Make Mine a Large One

Planet Computers releases its second phone with a qwerty keyboard

I recently returned to Planet Computers’ London offices to check out production models of the Cosmo Communicator, which we first profiled in April this year (see A Cosmopolitan Alternative).

The general finish and appearance of the Cosmo production devices confirms that it’s a maturing product that builds on the strengths of its predecessor. Planet Computers has made some subtle design changes since the Gemini, such as reducing the size of the rubber feet needed to steady the device when it’s opened, and switching to a tray for the SIM and microSD cards — an improvement on the Gemini, which needs a special tool to undo its cover and access the card slots.

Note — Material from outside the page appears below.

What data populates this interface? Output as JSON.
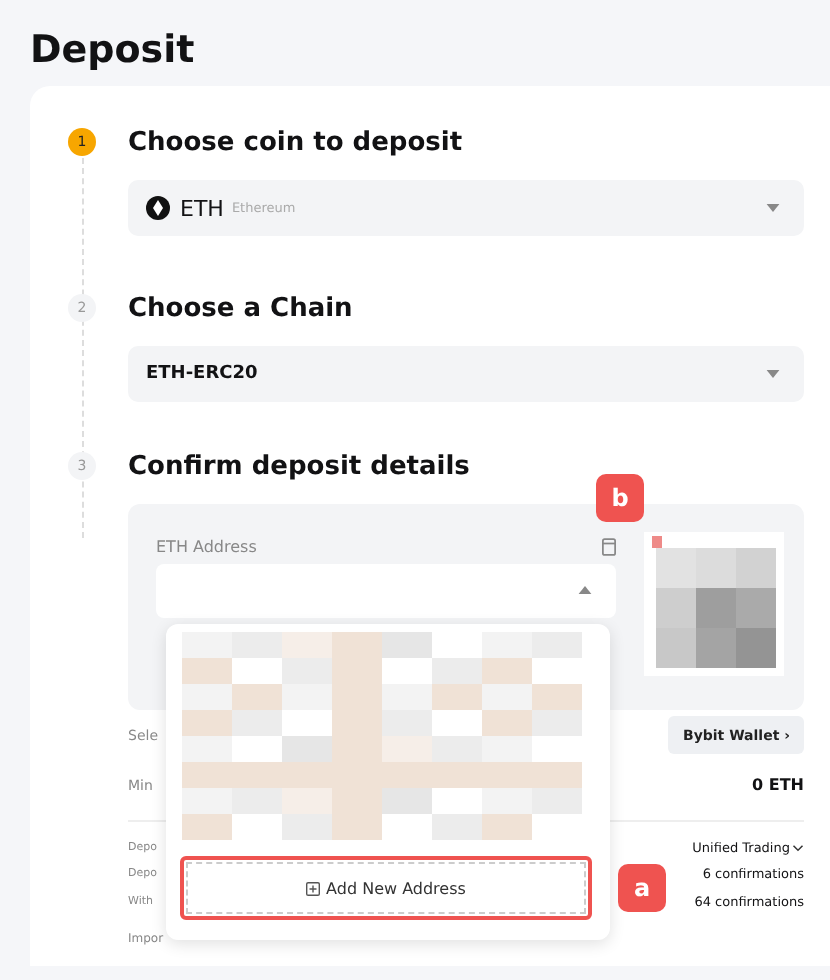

There are some more obvious changes, too. The most noticeable is a two-inch external touch screen that displays notifications and can be used to control basic elements of the phone while it’s closed. The screen uses custom FreeRTOS-based software and its own processor to interact with the Android innards. Planet Computers has done a good job here, especially given the complexity of presenting a rich variety of Android functions on a tiny screen. The screen can even be used to take a selfie, although the pairing of a 24-megapixel camera and a two-inch screen is quite incongruous.

The product has matured in other ways. The production run may be miniscule by the standards of Samsung or even most of the “long tail” of Chinese brands, but it’s a multiple of the initial Gemini production. The device is about to gain certification from a Japanese operator — a first for Planet Computers and potentially the start of a much larger presence in what’s currently the Cosmo’s largest market.

To be truly successful, the device needs to find a wider audience; at least half of the crowd-funding support for the Cosmo came from existing Gemini owners. As “normal” smartphones get bigger and bigger, the Cosmo might find favour among people who previously thought a six-inch screen too large.

Everyone at Planet Computers is clearly proud of their new product. Like the founders of F(x)tec, they’re building the phone that they want to see on the market (see A Key Device). This commitment extends to ongoing software support, including updates to the device’s custom applications and encouragement of community-led efforts to bring other operating systems to the Cosmo, including the Android fork LineageOS, Debian-based Linux and Sailfish OS.

The Cosmo Communicator is a product of its times. It wouldn’t exist if it weren’t for the homogeneity of the current smartphone market, the easy access to device manufacturing facilities (created in part by the homogeneity of the market), the presence of crowd-funding sites to attract and process financial support, and the reach of the Internet into untapped markets. Planet Computers is hoping it’s a cocktail for success.